▶ What is being asked:
Pull every line from the records that has the word "מנויים" in it.

▶ Task data:
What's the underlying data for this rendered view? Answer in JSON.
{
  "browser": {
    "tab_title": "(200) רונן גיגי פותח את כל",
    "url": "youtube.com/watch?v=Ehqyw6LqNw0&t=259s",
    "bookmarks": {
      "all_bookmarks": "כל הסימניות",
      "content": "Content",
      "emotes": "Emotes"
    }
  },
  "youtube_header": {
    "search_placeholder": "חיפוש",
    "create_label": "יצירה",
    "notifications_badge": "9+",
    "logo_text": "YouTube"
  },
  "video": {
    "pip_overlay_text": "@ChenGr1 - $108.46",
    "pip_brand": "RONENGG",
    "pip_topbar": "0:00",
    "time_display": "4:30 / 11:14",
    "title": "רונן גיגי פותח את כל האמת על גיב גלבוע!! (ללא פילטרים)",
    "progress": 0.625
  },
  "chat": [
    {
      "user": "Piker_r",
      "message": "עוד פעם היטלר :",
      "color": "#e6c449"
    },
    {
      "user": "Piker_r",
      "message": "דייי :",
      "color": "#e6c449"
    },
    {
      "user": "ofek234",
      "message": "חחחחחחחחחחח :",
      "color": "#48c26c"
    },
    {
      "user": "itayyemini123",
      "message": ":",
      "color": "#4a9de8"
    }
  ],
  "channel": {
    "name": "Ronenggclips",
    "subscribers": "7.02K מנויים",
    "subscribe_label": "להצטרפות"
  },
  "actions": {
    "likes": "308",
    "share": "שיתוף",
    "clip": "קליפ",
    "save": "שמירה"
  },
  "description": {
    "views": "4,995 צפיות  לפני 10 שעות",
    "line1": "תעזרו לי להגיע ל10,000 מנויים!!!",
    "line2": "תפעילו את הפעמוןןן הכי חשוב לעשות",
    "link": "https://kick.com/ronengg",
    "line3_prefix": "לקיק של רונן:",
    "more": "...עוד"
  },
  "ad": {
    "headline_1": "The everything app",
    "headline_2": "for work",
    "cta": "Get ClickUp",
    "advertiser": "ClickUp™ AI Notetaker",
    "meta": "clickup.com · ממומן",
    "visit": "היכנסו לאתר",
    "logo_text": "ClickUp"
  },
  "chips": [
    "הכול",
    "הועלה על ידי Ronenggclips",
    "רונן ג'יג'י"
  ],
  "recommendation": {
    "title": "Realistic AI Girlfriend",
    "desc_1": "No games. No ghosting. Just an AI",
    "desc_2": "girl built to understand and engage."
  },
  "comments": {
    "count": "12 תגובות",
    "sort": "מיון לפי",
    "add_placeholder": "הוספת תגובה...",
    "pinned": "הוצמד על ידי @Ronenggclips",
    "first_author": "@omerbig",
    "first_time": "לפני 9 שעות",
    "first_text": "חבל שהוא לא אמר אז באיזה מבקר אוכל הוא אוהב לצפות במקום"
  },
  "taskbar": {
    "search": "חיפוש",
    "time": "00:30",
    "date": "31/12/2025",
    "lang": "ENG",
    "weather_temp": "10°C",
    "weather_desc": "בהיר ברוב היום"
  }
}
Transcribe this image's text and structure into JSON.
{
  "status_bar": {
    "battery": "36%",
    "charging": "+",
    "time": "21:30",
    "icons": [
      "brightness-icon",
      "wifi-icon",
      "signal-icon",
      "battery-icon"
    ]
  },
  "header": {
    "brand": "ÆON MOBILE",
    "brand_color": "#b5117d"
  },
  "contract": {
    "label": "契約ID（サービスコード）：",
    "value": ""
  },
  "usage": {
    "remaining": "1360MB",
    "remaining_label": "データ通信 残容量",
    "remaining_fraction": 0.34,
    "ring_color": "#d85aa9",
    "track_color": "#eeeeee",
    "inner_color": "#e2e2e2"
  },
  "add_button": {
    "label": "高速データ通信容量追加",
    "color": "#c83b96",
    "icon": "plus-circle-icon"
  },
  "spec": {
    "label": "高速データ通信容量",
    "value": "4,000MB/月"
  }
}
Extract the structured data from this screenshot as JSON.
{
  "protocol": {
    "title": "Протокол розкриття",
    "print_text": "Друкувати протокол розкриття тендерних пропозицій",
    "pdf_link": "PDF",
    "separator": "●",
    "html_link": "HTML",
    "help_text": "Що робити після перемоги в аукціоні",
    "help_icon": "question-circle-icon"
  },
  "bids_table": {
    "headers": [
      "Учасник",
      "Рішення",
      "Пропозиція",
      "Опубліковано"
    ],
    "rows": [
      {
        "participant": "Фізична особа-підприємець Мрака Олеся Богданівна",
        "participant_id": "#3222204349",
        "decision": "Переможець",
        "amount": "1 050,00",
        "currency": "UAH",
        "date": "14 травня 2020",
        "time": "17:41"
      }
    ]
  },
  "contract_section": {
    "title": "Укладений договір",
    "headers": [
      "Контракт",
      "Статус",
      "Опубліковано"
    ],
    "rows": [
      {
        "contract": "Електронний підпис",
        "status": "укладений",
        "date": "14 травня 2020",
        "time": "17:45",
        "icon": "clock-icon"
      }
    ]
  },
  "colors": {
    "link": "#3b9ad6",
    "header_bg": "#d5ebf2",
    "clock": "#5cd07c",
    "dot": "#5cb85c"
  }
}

▶ Answer for this exercise:
    "subscribers": "7.02K מנויים",
    "line1": "תעזרו לי להגיע ל10,000 מנויים!!!",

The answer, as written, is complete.